Advertisements

That Guy…Who Was in That Thing


that guy poster

In my family we have our own version of the “Celebrity Game.” It involves player 1 saying the name of a famous individual (e.g. Brad Pitt) and the next in line using the first letter of the surname as the first letter of another celebrity’s first name (e.g. Paul Giamatti), and so on. On road trips my sister and I have played this game for hours without repeating names. It’s a point of pride recognizing and remembering names. Yet, despite the countless names I remember, there are still those pesky character actors that can never be recognized except for as That Guy…Who Was in That Thing.

Grade:

B-

Chronicling the careers of character actors, That Guy provides the story of a dozen or so different actors who many will recognize for certain roles. We see Bruce Davison…you know, the senator in the first X-Men who eventually melted on the beach. No? How about Zeljko Ivanek from Argo, In Bruges, or countless other films and shows. Still nothing? Ok, what about Xander Berkeley from Taken, Gattaca, Air Force One, or as the president in 24?

Well, you may not know their names, but you sure know their faces. The remaining actors on the list are equally recognizable as “Hey, that guy.” Like many, I’ve always wondered what a life must be like for these guys because they are rarely recurring characters. Most often, they hardly even get lines.

that-guy-1

This little film gives an all-encompassing look into the stressful, thankless job of the actors that “move the plot along.” As one points out, more often than not these guys are in the trailer explicitly describing the conflict (e.g. “You’re going to be evicted if you can’t make the payment”). To someone not in the business, the description of their work sounds fairly swanky. They get higher treatment and paid fairly well. There is one problem though. That one check typically has to last them months.

That Guy first showcases the actors’ works and then gets into the nitty gritty with some compelling anecdotes from each actor. The most common theme stemming from each interview is the love of acting. No matter how hard life gets or how long between paychecks, these guys simply love acting and want to do it for a living.

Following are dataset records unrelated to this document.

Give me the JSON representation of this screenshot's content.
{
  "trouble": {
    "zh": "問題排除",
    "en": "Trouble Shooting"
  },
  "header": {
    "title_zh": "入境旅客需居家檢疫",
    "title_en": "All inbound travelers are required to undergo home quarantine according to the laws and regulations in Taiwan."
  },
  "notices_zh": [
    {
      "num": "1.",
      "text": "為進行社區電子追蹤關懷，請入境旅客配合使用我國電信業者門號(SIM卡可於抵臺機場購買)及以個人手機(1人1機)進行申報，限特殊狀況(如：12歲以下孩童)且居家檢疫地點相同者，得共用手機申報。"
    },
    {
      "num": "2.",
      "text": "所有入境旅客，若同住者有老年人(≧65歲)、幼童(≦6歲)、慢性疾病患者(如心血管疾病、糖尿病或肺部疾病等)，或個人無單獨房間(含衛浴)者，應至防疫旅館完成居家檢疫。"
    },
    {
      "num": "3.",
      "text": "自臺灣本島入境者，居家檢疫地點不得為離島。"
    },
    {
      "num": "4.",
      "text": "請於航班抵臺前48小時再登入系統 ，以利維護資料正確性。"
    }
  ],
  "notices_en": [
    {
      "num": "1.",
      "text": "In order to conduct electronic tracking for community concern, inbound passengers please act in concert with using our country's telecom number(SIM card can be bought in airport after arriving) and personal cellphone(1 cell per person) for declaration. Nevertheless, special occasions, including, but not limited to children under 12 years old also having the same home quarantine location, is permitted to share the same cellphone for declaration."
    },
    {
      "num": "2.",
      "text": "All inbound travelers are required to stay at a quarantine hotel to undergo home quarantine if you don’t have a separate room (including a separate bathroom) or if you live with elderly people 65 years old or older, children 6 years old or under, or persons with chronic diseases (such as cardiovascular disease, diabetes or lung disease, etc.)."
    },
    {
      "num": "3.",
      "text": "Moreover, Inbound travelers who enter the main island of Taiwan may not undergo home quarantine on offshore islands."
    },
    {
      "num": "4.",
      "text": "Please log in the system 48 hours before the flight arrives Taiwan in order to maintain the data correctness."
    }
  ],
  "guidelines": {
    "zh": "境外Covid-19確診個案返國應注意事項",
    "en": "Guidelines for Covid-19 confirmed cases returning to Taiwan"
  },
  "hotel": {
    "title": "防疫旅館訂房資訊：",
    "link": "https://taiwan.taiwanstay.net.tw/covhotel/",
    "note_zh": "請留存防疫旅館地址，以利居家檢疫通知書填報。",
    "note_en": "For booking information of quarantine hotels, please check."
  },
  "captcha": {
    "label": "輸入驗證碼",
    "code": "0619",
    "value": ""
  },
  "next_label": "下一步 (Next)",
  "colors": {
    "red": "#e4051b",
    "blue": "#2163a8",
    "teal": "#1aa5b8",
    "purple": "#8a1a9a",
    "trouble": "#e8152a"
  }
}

I like to think the purpose of That Guy is more than simply telling the story of some actors you might not know. It’s more about appreciating the unknowns. Sure, each actor would love for the rest of us to know his name, but that’s not the point. The characters not in the spotlight are still essential to the whole. A movie, play, or television show is the sum of its parts, not equivalent to the star power of its headliners.

that guy 2

In that regard, That Guy works brilliantly. You develop a sort of gratitude for these men who risk financial and occupational security simply to get the thrill of being on screen/stage. However, these stories are not terribly long ones, so the film drags a bit. Yes, the director tries to alleviate this by including so many different actors, but they all have the same story more or less (not to diminish their personal backgrounds). Also, the absence of a feminine presence is a little disconcerting since I know there are an equal, if not greater, number of female character actors out there.

All in all, That Guy is an interesting rendering of a part of show business that is often ignored.

**I couldn’t find a trailer for this one unfortunately. I’ll keep digging a bit later when I have some time. You can click the ad to satiate your need to watch a video when visiting MHMR 🙂

Advertisements
  1. This sounds great. I can see the point about it being same-y, but still. I’d enjoy this.

  1. No trackbacks yet.

Let me know what you think

Fill in your details below or click an icon to log in:

WordPress.com Logo

You are commenting using your WordPress.com account. Log Out / Change )

Twitter picture

You are commenting using your Twitter account. Log Out / Change )

Facebook photo

You are commenting using your Facebook account. Log Out / Change )

Google+ photo

You are commenting using your Google+ account. Log Out / Change )

Connecting to %s

Advertisements
%d bloggers like this: